WeWork India fighting new capital after discussions with local lender collapse.
WeWork’s India franchise has seen talks with local lender ICICI Bank Ltd on $100 million in funding break down since The We Business’s botched stock market launch, and is in early discussions to increase $200 million by new investors, the enterprise’s main shareholder Jitu Virwani said on Thursday.
Virwani’s Embassy Group, endorsed by U.S. personal equity finance Blackstone Group Inc, set up WeWork India two years back and was in discussions to sell the bulk of the operation to WeWork’s global parent We Business.
Virwani said those talks were put on hold indefinitely and that Embassy was raising around 40 billion rupees ($563.06 million) in sales of a few its assets it might invest in WeWork India if need be.

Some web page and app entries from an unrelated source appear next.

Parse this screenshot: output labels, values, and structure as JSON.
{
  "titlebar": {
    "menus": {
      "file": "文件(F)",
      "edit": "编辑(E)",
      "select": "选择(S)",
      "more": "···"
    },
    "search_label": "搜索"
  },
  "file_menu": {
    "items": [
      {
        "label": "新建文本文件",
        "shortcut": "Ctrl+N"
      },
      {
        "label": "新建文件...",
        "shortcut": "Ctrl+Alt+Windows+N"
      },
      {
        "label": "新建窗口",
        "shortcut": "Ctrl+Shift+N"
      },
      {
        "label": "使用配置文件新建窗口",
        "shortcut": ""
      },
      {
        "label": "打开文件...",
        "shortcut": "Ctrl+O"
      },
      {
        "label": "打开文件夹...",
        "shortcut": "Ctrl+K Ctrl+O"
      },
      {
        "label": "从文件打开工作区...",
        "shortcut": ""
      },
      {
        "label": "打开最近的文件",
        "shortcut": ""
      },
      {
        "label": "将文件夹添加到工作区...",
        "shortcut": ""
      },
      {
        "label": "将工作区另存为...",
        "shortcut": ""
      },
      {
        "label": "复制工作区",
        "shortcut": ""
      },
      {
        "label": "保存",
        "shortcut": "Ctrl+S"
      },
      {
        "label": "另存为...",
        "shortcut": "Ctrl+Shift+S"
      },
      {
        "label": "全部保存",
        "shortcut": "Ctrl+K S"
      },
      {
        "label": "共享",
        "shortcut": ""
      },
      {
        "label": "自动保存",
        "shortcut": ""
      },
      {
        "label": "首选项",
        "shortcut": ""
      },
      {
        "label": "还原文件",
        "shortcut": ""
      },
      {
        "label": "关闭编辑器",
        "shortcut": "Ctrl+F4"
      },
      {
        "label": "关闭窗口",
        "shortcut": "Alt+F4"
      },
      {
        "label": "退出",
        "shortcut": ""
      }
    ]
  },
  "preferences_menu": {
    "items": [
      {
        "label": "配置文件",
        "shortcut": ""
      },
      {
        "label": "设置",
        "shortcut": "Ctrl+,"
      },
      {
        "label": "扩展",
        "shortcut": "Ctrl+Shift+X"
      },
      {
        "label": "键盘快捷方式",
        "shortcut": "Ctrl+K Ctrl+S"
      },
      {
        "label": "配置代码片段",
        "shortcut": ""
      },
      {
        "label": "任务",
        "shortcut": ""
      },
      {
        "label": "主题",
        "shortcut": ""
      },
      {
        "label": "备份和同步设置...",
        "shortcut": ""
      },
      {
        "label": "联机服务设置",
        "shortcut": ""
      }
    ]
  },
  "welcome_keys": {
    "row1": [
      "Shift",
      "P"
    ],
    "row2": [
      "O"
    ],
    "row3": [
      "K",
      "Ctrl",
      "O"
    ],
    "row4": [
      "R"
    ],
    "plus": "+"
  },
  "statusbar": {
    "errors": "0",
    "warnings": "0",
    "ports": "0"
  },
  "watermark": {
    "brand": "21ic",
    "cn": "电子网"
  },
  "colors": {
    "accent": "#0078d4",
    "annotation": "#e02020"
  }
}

“Even if we must put all that money to increase WeWork India, we’ll last” Virwani, a Dubai-based billionaire whose kid, Karan Virwani, heads WeWork India, told Reuters in an interview.
Following one of their most dramatic drops of a stock exchange flotation lately, New York-based WeWork jettisoned creator and Chief Executive Officer Adam Neumann last month and embarked on a financial turnaround targeted at sealing fresh investment.
Investors have expressed concerns about its burgeoning losses in addition to how well a business model that involves taking long-term leases and leasing out spaces for your brief term will weather a worldwide downturn.
Unlike operations in different countries, such as Japan, in which WeWork comes with an ownership stake, Embassy setup WeWork India as a company, and was reported earlier this season by Indian press to be in talks to sell a 70% stake to We Company for $2.75 billion.
It currently has a capacity of 45,000 chairs that it plans to double by the end of 2020, and has operations in six major cities across India.